### Dataset entries
● ● ● ● ●
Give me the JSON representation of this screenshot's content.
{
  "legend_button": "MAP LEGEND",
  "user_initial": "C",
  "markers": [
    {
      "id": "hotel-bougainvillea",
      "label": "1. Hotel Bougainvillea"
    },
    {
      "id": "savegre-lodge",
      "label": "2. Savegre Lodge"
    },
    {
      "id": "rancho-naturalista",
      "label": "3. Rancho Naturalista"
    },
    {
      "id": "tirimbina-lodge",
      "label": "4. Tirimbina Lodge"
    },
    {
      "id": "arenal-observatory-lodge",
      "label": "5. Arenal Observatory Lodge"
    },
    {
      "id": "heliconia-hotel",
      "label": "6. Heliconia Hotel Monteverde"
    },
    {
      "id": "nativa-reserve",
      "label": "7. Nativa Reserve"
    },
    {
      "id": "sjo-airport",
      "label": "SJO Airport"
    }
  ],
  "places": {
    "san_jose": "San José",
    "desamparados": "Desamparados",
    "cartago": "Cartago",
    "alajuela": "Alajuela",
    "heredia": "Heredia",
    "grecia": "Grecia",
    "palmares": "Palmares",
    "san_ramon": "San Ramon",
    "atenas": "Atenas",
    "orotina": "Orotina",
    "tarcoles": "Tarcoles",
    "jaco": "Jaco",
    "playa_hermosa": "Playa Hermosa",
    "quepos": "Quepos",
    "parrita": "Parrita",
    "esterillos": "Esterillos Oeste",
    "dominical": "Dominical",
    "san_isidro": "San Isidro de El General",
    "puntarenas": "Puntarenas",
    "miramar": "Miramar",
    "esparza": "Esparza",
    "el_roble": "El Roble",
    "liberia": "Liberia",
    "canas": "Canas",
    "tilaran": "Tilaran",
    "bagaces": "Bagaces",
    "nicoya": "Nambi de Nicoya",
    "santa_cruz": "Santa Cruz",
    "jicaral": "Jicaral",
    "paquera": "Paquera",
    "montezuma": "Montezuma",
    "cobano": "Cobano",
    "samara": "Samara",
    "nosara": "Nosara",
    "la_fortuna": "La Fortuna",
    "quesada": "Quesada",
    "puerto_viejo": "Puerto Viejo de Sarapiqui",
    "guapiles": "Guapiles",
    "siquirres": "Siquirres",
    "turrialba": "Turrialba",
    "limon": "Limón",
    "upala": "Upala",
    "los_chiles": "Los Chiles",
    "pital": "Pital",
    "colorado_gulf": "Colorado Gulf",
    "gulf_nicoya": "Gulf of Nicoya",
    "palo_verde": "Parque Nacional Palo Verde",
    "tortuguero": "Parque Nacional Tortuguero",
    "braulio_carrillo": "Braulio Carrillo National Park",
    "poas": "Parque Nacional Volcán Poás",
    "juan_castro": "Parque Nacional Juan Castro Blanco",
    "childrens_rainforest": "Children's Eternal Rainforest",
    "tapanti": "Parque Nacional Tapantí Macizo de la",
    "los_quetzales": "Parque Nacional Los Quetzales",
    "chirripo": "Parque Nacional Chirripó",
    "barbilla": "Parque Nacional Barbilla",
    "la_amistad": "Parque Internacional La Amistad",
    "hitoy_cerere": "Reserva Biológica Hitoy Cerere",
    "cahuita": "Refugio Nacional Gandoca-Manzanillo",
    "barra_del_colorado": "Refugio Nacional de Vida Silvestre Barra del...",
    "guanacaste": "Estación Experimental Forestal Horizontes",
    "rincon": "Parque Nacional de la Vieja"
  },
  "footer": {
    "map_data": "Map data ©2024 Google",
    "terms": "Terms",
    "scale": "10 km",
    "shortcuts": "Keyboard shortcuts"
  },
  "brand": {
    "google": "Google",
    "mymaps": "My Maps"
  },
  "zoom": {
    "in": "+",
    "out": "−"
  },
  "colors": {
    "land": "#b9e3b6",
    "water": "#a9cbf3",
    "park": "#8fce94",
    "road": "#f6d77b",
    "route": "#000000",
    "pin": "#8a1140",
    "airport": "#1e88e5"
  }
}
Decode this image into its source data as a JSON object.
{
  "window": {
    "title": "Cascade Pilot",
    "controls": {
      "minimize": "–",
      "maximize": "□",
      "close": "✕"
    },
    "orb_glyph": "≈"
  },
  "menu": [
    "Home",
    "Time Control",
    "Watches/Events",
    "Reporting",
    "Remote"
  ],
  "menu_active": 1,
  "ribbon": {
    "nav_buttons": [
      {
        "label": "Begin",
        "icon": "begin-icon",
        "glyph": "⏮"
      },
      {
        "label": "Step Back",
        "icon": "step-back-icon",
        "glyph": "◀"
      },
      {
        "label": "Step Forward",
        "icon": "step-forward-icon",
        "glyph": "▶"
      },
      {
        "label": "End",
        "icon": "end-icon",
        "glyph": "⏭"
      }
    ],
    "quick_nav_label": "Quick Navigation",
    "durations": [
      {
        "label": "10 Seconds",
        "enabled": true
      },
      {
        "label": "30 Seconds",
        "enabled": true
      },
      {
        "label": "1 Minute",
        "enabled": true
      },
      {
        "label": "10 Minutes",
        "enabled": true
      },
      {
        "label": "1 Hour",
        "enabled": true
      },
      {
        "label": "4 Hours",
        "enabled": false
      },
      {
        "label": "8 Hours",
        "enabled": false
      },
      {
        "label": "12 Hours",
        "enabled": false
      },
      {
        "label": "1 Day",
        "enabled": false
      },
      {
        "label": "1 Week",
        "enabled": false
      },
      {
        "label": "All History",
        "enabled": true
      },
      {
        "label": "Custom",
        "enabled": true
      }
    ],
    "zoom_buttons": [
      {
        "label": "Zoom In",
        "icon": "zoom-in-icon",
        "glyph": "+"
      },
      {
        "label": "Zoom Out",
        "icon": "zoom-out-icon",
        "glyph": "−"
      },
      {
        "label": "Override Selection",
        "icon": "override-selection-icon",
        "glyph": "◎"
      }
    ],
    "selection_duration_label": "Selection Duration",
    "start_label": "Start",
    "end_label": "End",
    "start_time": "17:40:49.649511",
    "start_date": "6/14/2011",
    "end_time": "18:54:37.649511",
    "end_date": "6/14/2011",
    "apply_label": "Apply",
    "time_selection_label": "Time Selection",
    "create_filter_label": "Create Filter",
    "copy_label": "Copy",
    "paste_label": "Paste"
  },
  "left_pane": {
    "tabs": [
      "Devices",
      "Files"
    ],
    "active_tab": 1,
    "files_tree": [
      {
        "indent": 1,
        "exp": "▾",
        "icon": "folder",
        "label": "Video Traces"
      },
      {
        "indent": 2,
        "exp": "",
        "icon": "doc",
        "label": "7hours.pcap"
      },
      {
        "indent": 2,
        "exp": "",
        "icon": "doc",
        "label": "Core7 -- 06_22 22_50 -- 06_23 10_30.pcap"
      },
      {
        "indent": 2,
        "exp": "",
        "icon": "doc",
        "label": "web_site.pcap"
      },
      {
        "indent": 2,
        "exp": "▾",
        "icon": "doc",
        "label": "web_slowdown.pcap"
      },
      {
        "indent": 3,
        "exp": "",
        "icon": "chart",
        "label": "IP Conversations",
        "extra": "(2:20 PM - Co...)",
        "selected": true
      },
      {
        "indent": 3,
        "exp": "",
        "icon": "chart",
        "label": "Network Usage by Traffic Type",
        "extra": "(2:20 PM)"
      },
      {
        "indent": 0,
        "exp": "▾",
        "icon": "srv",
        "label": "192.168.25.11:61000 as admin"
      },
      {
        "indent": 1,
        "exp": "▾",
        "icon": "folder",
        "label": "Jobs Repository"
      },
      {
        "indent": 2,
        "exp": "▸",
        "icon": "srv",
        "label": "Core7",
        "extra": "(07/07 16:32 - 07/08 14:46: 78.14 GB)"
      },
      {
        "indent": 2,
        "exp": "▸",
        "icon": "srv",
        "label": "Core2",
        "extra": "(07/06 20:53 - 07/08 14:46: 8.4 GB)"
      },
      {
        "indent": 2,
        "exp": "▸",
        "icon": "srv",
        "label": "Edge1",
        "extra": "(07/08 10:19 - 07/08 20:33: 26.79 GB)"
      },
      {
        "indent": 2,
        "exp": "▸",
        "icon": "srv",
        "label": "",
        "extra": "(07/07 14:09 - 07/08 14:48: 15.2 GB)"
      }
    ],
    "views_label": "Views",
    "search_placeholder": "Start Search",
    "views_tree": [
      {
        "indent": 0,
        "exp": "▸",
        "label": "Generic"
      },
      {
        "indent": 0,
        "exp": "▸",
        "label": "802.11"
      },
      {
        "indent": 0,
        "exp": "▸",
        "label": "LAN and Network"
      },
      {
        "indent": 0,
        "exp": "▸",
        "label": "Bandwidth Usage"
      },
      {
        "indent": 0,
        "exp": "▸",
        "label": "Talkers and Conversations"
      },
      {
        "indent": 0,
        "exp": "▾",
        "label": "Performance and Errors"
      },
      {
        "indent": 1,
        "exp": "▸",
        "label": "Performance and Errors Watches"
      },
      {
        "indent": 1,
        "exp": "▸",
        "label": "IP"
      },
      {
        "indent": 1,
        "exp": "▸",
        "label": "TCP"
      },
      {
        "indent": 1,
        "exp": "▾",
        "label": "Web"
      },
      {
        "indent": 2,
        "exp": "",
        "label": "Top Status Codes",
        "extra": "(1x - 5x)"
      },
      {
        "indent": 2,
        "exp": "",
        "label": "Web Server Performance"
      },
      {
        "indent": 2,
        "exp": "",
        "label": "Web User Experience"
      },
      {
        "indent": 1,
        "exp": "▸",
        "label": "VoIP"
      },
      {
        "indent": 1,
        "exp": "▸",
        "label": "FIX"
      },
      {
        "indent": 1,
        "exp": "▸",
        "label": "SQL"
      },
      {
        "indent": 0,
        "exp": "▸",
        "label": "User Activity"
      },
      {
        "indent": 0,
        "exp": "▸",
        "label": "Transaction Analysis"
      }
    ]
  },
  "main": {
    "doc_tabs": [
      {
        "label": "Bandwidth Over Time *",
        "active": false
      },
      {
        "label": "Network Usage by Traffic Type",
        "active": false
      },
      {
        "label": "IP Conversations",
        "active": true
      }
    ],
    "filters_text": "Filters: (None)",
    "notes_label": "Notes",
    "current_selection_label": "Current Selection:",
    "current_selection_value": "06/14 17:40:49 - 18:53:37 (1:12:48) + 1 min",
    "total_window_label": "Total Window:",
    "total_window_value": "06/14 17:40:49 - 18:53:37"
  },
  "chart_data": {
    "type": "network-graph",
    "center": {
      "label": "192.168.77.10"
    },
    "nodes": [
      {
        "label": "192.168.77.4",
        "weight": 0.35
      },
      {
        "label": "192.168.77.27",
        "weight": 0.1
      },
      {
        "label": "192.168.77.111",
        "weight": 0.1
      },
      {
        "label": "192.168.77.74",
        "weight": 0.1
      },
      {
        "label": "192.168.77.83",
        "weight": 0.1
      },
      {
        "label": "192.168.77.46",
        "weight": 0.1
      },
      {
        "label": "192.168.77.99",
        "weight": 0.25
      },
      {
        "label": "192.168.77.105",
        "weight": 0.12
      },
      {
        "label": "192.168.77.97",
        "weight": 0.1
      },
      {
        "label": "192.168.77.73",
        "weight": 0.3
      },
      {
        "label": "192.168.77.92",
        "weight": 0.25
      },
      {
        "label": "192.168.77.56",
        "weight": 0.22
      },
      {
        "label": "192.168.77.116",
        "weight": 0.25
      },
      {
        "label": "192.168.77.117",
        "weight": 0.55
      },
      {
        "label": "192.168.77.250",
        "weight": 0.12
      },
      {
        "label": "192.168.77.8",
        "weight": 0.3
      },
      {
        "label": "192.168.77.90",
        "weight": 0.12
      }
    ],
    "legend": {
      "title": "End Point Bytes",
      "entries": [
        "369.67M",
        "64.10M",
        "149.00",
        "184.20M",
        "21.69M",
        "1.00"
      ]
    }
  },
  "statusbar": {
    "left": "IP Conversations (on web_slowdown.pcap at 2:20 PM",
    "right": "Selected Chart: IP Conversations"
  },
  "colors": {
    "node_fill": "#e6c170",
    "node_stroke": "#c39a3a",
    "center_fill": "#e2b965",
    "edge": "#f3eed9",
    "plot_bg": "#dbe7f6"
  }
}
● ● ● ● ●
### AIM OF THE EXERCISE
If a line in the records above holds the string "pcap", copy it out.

### ANSWER SPACE
        "label": "7hours.pcap"
        "label": "Core7 -- 06_22 22_50 -- 06_23 10_30.pcap"
        "label": "web_site.pcap"
        "label": "web_slowdown.pcap"
    "left": "IP Conversations (on web_slowdown.pcap at 2:20 PM",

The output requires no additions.